Dyeing with Dandelions, part 1

Dandelion heads in the dyepot.
I have to admit, I have never understood the appeal of a manicured lawn and find grass boring. It could be due to this or my laziness that I allow dandelions to grow freely in my yard, much to the dismay to my neighbors. I love dandelions, they are bright and beautiful and are one of the first glimpses of the warm summer days to come. Spring started late this year so the dandelions didn't start popping up until the beginning of April, but within a week of the first flower they were everywhere so now seemed a good time to try out their dye capabilities.

I use mason jars for the copper and iron
baths. They are marked so I can reuse
them in future dye experiments.
I read a bit about dandelion dyes before I started so I knew that the results would be yellows, greens and browns. I decided to experiment a bit with dye concentrations so instead of sticking with the standard 1:1 ratio of dyestuff to fiber I did an additional 2:1 batch to see how deep the colors would go. I am only dyeing with the dandelion flowers this time around so after gathering the dandelions I decapitated them and weighed the heads. Dandelions need to be used fresh and according to one thing I read, the best color is achieved later in the season when they are getting more sun (it has been rainy and overcast here for a few weeks now so I might try another batch later in the summer to see if that actually does make a difference.) To make the dye liquor, I boiled the dandelion heads for 30 minutes, removed them from the liquid and then threw in my mordanted fibers to simmer for about 40 minutes and let them cool overnight before rinsing.
Final results- alum mordant, alum mordant with copper bath, alum mordant with iron mordant.
Now the specifics- I mordanted all of the sample skeins in alum and cream of tarter (12% alum, 6% cream of tarter.) The first skeins of each set were dyed with a 1:1 dyestuff to fiber ratio and the second skeins in each set were dyed with a 2:1 dyestuff to fiber ratio. I am absolutely in love with the lighter version of the green and plan to try some larger skeins. 

Next week I will dye with the leaves, stems and flowers of the dandelion to see if I can get more greens. 


Dyeing with Hibiscus, part 2
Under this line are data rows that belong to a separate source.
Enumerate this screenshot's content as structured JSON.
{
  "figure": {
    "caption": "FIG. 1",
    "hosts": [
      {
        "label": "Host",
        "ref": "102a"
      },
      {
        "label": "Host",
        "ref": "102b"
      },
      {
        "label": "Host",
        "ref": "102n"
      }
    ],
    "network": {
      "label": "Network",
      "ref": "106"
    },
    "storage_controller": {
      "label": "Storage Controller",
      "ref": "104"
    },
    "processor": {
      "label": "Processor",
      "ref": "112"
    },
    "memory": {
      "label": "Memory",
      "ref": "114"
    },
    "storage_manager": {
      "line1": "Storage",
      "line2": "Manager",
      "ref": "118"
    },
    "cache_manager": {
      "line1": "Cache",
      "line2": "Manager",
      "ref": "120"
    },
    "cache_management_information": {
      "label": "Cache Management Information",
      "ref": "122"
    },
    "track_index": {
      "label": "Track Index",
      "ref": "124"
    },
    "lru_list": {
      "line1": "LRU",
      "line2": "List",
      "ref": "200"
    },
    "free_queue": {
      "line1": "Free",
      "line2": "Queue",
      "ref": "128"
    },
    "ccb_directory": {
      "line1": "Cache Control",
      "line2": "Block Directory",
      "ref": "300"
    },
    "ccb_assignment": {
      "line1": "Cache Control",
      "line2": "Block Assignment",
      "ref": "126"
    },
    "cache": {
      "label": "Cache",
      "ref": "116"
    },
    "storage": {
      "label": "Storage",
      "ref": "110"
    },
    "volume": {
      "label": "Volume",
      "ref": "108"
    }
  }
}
Last week I wrote about my hibiscus dyeing experience and how I was pretty disappointed with the color results. Since hibiscus is supposed to be very sensitive to tap water, I used distilled water for the entire process. The results I ended up with were pretty boring so I decided to try again using tap water to see if that might shift my results more towards the lavender I desired. Unfortunately, the tap water just produced slightly browner results, also something that did not interest me.

I wrote about indigo dyeing last month after I taught my first class on the process. I mentioned that pre-reduced indigo is reduced enough to be used with just water, but it makes for a more delicate one-time-use vat. While that process is completely inappropriate in a group dyeing setting (I spent a good chunk of my class time dealing with vats that kept getting oxidized by students not used to dyeing with indigo,) it is perfect for me when I need a quick vat. I made up a two gallon vat and was able to get multiple dips in the indigo before it was oxidized which was more than I expected out of such a simple vat. I also found the fibers dyed in the water vat rinsed clear much faster than those in a more traditional vat (which might have also been because all of the fibers going into this vat were mordanted in alum.)
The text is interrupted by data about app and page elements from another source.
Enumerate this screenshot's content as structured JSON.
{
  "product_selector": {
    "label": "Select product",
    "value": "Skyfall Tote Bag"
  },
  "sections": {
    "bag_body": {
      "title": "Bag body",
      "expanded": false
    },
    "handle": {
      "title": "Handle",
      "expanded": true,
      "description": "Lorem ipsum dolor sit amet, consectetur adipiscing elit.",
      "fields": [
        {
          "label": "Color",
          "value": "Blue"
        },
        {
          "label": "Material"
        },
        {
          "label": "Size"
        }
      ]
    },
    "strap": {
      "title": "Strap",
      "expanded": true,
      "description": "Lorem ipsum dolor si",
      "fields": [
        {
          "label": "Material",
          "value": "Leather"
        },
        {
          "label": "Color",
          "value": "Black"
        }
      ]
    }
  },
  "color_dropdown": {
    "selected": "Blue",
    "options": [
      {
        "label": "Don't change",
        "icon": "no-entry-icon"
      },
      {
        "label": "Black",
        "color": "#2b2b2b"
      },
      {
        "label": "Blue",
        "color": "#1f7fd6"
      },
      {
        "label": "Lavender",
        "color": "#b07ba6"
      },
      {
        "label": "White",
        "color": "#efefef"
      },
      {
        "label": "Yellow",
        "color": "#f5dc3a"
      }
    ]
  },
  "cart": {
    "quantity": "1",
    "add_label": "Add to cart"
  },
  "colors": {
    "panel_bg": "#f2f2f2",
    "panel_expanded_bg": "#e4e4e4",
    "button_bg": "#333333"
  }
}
From left to right- hibiscus in distilled water, hibiscus tap water, hibiscus tap water with one dip in indigo, hibiscus with two dips in indigo.

Now the specifics- the recipe I found called for 2 tablespoons of prereduced indigo to one gallon of cold water, but it mentioned that you can use as little as one teaspoon for lighter colors. I ended up going with 1 tablespoon in two gallons of water since I was only dyeing 8 sample skeins and 200g of fiber. I still didn't get the results that I wanted, but I really like the greenish blues that happen when you overdye the hibiscus skeins with indigo so there is a slight chance I will do this again.